Here is an introduction to VPF from the US National Imagery and Mapping Agency's web site ( http://www.nima.mil):
The Vector Product Format (VPF) is a standard format, structure, and organization for large geographic databases that are based on a georelational data model and are intended for direct use. VPF is designed to be compatible with a wide variety of applications and products. VPF allows application software to read data directly from computer-readable media without prior conversion to an intermediate form. VPF uses tables and indexes that permit direct access by spatial location and thematic content and is designed to be used with any digital geographic data in vector format that can be represented using nodes, edges, and faces. VPF defines the format of data objects, and the georelational data model provides a data organization within which software can manipulate the VPF data objects. A Product Specification corresponding to a specific database product determines the precise contents of feature tables and their relationships in the database. In this context, each separate product or application is defined by a Product Specification implemented by using VPF structures. VPF data is stored in a structure described in the Military Standard, Vector Product Format, MIL-STD-2407 . The Standard specifies the structure for directories, tables, table columns, table join relationships, and media exchange conventions for all VPF data. The data structure itself can be thought of as a template or skeleton within which the geospatial features and metadata are stored. While the Standard describes the structure, it does not describe the contents of a set of VPF data; this is the role of "VPF Product Specifications."
Vector Map (VMap) Level 0 is an updated and improved version of the National Imagery and Mapping Agency's (NIMA) Digital Chart of the World (DCW).
The primary source for the database is the 1:1,000,000 scale Operational Navigation Chart (ONC) series co-produced by the military mapping authorities of Australia, Canada, United Kingdom, and the United States. The complete database is available on a set of four CD-ROMs and contains more than 1,800 megabytes of vector data organized into 10 thematic layers. VMap Level 0 includes major road and rail networks, hydrologic drainage systems, utility networks (cross-country pipelines and communication lines), major airports, elevation contours, coastlines, international boundaries and populated places. VMap Level 0 includes an index of geographic names to aid in locating areas of interest. VMap Level 0 is accessible directly from the CD-ROM or can be transferred to a hard drive and used in many geographic information system (GIS) applications.
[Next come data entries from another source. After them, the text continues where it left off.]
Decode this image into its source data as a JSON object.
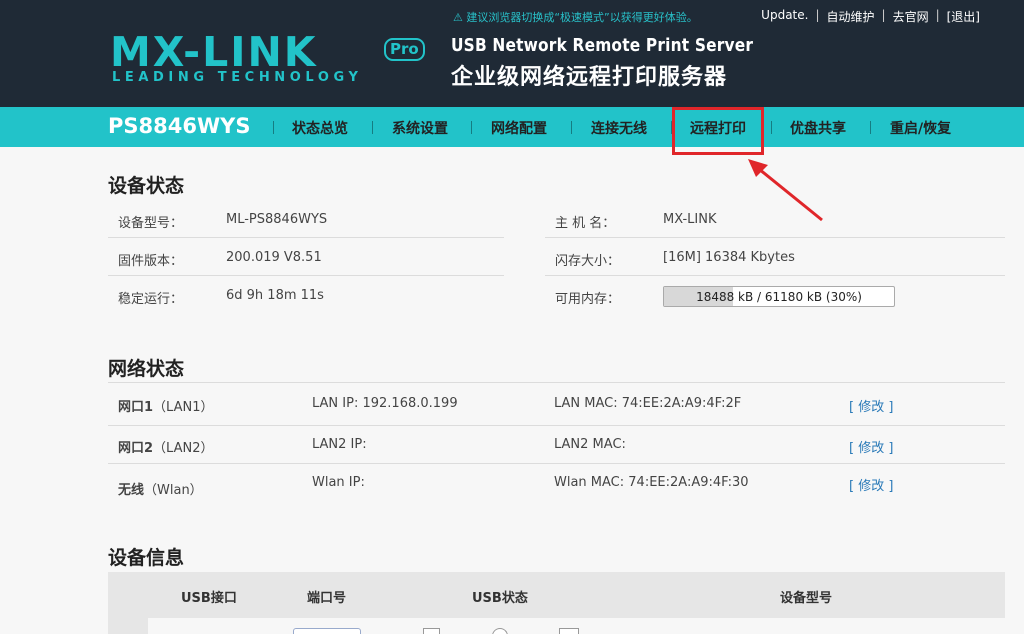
{
  "header": {
    "logo_main": "MX-LINK",
    "logo_pro": "Pro",
    "logo_sub": "LEADING TECHNOLOGY",
    "title_en": "USB Network Remote Print Server",
    "title_cn": "企业级网络远程打印服务器",
    "tip": "⚠ 建议浏览器切换成“极速模式”以获得更好体验。",
    "links": [
      "Update.",
      "自动维护",
      "去官网",
      "[退出]"
    ]
  },
  "nav": {
    "brand": "PS8846WYS",
    "items": [
      "状态总览",
      "系统设置",
      "网络配置",
      "连接无线",
      "远程打印",
      "优盘共享",
      "重启/恢复"
    ]
  },
  "device_status": {
    "title": "设备状态",
    "rows": [
      {
        "label": "设备型号：",
        "value": "ML-PS8846WYS"
      },
      {
        "label": "固件版本：",
        "value": "200.019 V8.51"
      },
      {
        "label": "稳定运行：",
        "value": "6d 9h 18m 11s"
      }
    ],
    "rows_right": [
      {
        "label": "主 机 名：",
        "value": "MX-LINK"
      },
      {
        "label": "闪存大小：",
        "value": "[16M] 16384 Kbytes"
      },
      {
        "label": "可用内存：",
        "value": "18488 kB / 61180 kB (30%)"
      }
    ],
    "memory_percent": 30
  },
  "network_status": {
    "title": "网络状态",
    "rows": [
      {
        "port": "网口1",
        "port_sub": "（LAN1）",
        "ip": "LAN IP: 192.168.0.199",
        "mac": "LAN MAC: 74:EE:2A:A9:4F:2F",
        "action": "[ 修改 ]"
      },
      {
        "port": "网口2",
        "port_sub": "（LAN2）",
        "ip": "LAN2 IP:",
        "mac": "LAN2 MAC:",
        "action": "[ 修改 ]"
      },
      {
        "port": "无线",
        "port_sub": "（Wlan）",
        "ip": "Wlan IP:",
        "mac": "Wlan MAC: 74:EE:2A:A9:4F:30",
        "action": "[ 修改 ]"
      }
    ]
  },
  "device_info": {
    "title": "设备信息",
    "columns": [
      "USB接口",
      "端口号",
      "USB状态",
      "设备型号"
    ]
  },
  "colors": {
    "header_bg": "#1f2a36",
    "accent": "#22c3c9",
    "highlight": "#e0262a"
  }
}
In Autumn 2015 VPF data was available from the US National Geospatial-Intelligence Agency (NGA), at these locations:
In the UK, the Director General of Military Survey (DG Mil Survey) were able to provide the VMap database (charged to a Royal Navy UIN).
If/when you find other sources please provide feedback and this page will be updated.
Searching the Internet will undoubtedly provide other sources for the information - it's probably worth shopping around. Since the data is in the public domain agencies only have to charge a "handling fee".
Debrief can read VPF
It runs many times (>10) quicker
It allows you to view the contents of multiple CD-Roms simultaneously (the VMap level 0 data comes on 4 CDs so unless you have 4 CD-readers in your machine this is the only way to get global coverage)
So, on the assumption that you do want to copy the data to your hard disk, here is a strategy for keeping the data tidy:
Create a folder in the top level of your hard disk called
Now insert the first VPF CD-Rom and view it through your file manager (e.g.
Windows Explorer). You need to find which directory
contains the actual data, so have a look in each of the top level directories for
a directory which contains the files
LAT. Note, for VMap data this is a directory named
VMAPLV0. When you've found this directory copy it across to
VPF directory you created on your hard disk.
So for VMap data, your hard disk you should have a directory named
VPF, containing your first set of VMap data in a directory
You will be copying in a number of data sets with this directory name, so
VMAPLV0 to the name of the current dataset (such as
NOAMER, SASAUS, EURNASIA or SOAMAFR).
Next, swap your CD for the next CD in the series, copy the directory of
interest across to the
VPF directory on you hard disk, and
Once you've repeated this process for all of the CDs for the current database it's time to configure Debrief to load the data.
Debrief determines where to find the VPF data
Figure 7.5. VPF preferences
As many of you are probably aware, Debrief is an Open Source application, which means that anybody is free to copy, change, and re-use the Source Code for Debrief, provided they meet the terms of the Debrief license.
The VPF plotting libraries we're using in Debrief are taken from another Open Source application, OpenMap from BBN Technologies.
The OpenMap application can be found at http://www.openmap.net. Debrief makes no modifications to the OpenMap application code.